Reducing Guilt and Shame

From: Courtney Sacco

Comments

I have come to learn that a beneficial part of therapy in relation to stuttering is the idea of increasing a person's acceptance of their stuttering through reducing feelings of shame, guilt, and embarrassment. I know you touched on the aspect of reducing the guilty feelings within one of your clients, but I was curious in connection to working towards this goal with a client, have you experienced any challenging escape behaviors that are occurring due to the negative affect and what type of therapy methods did you find most sufficient in addressing the behaviors?

 

Re: Reducing Guilt and Shame

From: Diane Games

Comments

I have had some clients use some escape behaviors and to be honest, I feel that this will continue for some people despite making good progress in treatment. I approach this type of discussion with 1) defining escape behaviors, 2) making a general list of these types of behaviors, and 3) what does escaping vs. not escaping accomplish for the speaker..or something along that line. I know that it is not an easy behavior to manage and I respect that issue for my clients...I approach it as a problem that will be addressed over a long period of time.

 

Treatment Concepts

From: Katara Tabaa

Comments

I appreciate the treatment concepts that were adapted from "Philosophy for Old Age!" I agree that counts should focus on the positives. As a general rule, we all like to hear what we did well (vs. where we could have improved). Focusing on the positives is much more empowering. I also agree that the client should learn about stuttering, I feel this would empower the client (i.e., because they are involved and understand stuttering). Laughter is the best medicine! If a client feels comfortable to laugh and smile in therapy, we are doing something right :) I think listening in a non-judgmental manner is always important, not only for the clinician. It is important to address guilt. Guilt may arise with individuals who stutter (and with other individuals). I feel it is important to address the guilt because this will help the individual to form a more positive relationship with their clinician. I find it very important to teach others about stuttering. There are many stereotypes associated with stuttering. As a future SLP I feel it is part of my job to dispell these stereotypes. And lastly, I agree 100% that a client should leave therapy feeling empowered to make change. Knowing that a client is empowered is the most positive feeling an SLP can have. Thank you for sharing these points. These are things that I have never thought about directly...and sometimes we need things pointed out for us :)

 

Working with Teens

From: Abby Waller

Comments

Professor Games, I am a first year graduate student in WCU's Communication Sciences and Disorders program.
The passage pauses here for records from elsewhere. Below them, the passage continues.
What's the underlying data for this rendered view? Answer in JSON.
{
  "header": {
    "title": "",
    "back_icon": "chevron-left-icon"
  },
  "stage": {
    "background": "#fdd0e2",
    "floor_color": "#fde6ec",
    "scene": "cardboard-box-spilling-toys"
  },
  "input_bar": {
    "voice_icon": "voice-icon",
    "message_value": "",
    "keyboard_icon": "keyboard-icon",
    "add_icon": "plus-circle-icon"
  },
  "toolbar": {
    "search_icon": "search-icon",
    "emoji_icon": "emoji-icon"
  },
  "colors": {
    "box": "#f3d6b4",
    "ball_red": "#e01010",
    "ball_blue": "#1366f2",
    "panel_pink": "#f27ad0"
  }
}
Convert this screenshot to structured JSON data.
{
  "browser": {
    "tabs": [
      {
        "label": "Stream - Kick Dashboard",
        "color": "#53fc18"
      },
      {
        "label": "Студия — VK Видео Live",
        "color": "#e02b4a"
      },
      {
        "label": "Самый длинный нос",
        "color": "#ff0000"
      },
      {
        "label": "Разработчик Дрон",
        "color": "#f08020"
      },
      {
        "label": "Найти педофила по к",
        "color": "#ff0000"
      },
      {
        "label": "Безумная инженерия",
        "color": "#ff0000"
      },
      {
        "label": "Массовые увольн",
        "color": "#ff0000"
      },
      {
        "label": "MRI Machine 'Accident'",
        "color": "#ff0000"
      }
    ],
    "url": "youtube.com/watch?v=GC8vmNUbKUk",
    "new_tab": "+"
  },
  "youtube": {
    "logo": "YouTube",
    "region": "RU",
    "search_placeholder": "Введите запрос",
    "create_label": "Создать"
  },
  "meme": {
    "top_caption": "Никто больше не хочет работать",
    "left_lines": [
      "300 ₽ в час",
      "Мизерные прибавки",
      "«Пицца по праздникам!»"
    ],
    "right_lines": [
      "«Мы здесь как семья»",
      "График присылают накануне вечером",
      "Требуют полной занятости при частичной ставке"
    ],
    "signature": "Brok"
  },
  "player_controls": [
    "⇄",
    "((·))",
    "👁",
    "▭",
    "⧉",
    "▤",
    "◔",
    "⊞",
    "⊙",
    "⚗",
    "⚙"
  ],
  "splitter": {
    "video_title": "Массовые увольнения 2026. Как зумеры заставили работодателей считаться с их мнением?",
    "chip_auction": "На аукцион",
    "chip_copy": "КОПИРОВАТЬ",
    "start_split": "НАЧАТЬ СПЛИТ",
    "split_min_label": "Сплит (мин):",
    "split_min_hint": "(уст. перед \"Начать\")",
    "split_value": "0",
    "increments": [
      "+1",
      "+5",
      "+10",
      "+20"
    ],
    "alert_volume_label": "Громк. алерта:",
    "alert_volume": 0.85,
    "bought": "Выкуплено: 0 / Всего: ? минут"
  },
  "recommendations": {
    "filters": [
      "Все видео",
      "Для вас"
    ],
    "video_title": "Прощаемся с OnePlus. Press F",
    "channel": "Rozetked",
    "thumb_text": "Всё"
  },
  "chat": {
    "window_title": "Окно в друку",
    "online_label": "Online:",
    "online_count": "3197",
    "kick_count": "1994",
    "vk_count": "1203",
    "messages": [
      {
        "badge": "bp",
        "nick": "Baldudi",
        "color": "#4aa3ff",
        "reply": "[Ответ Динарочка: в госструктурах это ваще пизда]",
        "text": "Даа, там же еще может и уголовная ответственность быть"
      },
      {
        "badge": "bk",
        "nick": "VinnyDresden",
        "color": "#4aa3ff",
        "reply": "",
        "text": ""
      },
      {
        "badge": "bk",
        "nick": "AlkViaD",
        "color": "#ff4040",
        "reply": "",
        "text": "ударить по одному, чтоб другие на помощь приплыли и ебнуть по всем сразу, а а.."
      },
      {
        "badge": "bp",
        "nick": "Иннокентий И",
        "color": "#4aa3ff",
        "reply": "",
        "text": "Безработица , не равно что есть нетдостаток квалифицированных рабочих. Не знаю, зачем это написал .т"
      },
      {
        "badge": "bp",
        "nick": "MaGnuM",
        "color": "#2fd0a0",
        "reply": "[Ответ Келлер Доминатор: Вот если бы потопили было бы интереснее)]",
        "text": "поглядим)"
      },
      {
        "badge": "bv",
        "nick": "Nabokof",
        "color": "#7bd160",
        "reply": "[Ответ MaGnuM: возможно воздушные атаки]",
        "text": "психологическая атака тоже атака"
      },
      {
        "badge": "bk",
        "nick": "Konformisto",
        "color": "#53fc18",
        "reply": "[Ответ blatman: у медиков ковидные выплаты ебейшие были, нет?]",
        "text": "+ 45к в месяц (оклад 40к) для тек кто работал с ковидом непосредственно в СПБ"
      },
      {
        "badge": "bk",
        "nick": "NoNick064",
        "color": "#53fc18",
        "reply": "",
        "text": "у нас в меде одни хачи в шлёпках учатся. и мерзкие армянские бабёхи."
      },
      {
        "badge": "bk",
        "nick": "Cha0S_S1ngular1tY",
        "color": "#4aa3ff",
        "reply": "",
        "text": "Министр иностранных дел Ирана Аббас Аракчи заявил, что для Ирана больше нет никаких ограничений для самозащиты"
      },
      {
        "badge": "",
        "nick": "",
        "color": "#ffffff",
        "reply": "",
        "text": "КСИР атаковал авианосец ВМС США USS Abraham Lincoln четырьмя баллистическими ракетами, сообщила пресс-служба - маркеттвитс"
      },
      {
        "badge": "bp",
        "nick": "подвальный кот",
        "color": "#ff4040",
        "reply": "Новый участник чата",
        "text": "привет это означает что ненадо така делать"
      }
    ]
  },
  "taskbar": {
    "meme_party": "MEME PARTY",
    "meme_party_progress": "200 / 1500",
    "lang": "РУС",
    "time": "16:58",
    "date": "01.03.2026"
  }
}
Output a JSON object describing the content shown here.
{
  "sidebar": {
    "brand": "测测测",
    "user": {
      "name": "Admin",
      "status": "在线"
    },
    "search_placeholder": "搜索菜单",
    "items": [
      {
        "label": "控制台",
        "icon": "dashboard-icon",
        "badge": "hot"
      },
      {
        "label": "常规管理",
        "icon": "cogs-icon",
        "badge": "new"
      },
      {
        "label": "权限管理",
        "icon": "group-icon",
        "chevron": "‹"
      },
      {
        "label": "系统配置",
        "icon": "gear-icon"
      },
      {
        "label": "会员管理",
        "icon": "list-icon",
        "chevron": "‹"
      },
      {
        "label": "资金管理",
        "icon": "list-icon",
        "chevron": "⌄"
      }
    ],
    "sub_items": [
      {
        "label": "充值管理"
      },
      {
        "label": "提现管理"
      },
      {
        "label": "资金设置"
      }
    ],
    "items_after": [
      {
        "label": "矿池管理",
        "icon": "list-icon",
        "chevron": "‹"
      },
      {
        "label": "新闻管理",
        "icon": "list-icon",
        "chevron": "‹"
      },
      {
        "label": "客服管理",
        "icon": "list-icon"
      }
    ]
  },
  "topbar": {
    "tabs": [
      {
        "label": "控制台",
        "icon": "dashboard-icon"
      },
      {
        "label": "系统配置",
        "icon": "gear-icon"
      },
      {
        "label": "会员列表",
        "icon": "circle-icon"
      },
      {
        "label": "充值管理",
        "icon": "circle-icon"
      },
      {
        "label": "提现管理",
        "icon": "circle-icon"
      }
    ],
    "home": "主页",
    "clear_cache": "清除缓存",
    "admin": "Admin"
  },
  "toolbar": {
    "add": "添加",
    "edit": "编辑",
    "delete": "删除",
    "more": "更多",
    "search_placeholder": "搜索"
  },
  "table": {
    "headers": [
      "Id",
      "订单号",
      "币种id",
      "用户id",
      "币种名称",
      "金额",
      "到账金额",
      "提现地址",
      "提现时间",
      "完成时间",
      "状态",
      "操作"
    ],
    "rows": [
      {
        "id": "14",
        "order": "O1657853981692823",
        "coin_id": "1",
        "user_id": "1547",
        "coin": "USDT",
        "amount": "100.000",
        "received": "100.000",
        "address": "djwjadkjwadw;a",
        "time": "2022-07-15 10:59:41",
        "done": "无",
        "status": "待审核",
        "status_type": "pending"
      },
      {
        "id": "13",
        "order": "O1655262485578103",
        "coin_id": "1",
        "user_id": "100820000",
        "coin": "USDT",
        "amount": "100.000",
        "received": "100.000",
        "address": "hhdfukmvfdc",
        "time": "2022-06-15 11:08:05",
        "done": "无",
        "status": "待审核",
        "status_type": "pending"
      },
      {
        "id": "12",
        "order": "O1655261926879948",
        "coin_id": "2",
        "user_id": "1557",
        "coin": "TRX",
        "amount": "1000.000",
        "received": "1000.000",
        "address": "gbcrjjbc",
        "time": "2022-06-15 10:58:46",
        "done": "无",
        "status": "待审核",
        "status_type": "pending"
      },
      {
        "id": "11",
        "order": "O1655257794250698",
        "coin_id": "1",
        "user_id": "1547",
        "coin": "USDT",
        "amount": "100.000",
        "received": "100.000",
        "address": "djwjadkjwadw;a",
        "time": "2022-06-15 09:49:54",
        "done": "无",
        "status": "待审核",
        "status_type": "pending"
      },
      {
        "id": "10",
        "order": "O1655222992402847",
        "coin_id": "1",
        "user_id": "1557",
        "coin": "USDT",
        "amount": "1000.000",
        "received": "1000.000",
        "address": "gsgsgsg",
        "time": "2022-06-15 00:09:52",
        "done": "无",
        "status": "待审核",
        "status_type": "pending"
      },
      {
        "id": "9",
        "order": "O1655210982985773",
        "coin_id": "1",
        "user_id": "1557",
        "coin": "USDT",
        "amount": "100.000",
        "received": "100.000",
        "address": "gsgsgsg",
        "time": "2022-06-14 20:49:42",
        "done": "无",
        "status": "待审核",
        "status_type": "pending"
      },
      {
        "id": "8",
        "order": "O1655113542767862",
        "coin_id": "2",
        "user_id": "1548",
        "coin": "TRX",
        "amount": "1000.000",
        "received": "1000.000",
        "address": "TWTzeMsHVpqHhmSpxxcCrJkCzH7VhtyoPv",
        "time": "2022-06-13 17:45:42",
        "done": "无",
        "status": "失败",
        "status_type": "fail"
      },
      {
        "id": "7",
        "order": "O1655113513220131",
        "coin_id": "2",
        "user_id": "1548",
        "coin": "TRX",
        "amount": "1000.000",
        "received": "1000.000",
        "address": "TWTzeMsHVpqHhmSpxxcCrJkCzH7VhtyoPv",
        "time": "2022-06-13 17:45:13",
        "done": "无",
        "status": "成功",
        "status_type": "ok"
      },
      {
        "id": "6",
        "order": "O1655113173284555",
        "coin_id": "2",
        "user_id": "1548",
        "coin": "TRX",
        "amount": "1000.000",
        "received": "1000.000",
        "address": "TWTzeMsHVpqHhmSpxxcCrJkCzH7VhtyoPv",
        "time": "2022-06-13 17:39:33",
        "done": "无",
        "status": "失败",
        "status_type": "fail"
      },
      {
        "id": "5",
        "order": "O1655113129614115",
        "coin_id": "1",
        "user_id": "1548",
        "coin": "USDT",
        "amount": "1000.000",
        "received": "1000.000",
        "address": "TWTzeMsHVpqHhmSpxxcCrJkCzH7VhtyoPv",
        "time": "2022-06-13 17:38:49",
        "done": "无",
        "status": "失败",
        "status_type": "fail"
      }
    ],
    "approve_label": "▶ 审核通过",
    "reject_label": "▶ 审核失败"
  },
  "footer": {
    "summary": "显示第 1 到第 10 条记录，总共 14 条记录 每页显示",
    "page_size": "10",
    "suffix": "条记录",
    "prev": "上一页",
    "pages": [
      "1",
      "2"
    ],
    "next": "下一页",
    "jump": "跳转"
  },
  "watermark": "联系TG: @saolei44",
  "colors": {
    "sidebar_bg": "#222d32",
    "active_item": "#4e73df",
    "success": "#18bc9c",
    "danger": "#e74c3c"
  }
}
Before entering this new field I had been working in the mental/behavioral health field. Much of my past professional experience has been working with teenagers who have become overwhelmed with the pressures of growing up without adequate coping skills. As a mental health clinician building rapport and making progress with a teenager can be very different, and often more challenging, than with adults. Interventions that work with adults may not be effective for teens and there is often more resistance to treatment. I'm wondering about your experience as a SLP in working with teenagers as opposed to adults and the differences you've encountered. Thanks!

 

Re: Working with Teens

From: Diane Games
Date: 30 Oct 2010
Time: 22:15:42 -0500
Remote Name: 98.28.157.96

Comments

Abby..what a great question! My experiences with teens is generally they want a "quicker" fix..not all of them but some. I also vary my presentation of concepts with teens...focusing on motor issues initially and then generally problem solving situations and then more into the attitudinal/cognitive aspects of treatment. BUT every client is different and I feel that treatment needs to be varied based on a number of client issues.